[SOURCE MATERIAL — start]

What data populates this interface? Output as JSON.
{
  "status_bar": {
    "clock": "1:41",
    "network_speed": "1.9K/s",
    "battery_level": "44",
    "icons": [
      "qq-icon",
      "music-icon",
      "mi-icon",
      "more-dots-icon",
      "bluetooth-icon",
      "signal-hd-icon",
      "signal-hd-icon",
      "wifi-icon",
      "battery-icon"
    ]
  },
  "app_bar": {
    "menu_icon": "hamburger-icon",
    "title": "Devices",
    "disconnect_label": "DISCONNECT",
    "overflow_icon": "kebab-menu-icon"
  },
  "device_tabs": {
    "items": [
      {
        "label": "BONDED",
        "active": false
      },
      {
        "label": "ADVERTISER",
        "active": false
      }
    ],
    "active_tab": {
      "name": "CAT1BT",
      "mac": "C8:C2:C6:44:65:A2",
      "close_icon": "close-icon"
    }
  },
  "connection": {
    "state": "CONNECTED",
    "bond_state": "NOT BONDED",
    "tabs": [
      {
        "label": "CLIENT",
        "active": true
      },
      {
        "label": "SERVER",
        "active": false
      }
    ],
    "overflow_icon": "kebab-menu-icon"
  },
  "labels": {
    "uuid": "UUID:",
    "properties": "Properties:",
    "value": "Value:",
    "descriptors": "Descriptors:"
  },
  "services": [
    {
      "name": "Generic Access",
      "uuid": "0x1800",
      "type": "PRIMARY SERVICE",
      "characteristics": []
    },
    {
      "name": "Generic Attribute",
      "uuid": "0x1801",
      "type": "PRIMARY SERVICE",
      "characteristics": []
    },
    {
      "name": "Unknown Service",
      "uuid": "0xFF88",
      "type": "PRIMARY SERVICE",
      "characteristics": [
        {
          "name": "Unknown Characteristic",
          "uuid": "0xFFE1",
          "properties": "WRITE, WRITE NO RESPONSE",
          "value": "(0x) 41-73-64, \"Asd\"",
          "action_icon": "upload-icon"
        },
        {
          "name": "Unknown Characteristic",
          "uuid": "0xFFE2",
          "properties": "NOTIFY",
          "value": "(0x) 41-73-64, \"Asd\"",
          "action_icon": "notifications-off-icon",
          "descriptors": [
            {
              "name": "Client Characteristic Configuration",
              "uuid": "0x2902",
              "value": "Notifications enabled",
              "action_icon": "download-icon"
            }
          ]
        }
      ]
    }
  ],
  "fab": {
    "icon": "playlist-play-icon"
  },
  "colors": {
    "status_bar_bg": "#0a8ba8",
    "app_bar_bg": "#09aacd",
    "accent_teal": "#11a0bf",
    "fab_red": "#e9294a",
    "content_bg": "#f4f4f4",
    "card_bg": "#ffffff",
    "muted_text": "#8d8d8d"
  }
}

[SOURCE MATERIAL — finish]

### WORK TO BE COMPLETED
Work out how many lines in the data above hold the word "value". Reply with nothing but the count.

### EXERCISE OUTPUT
4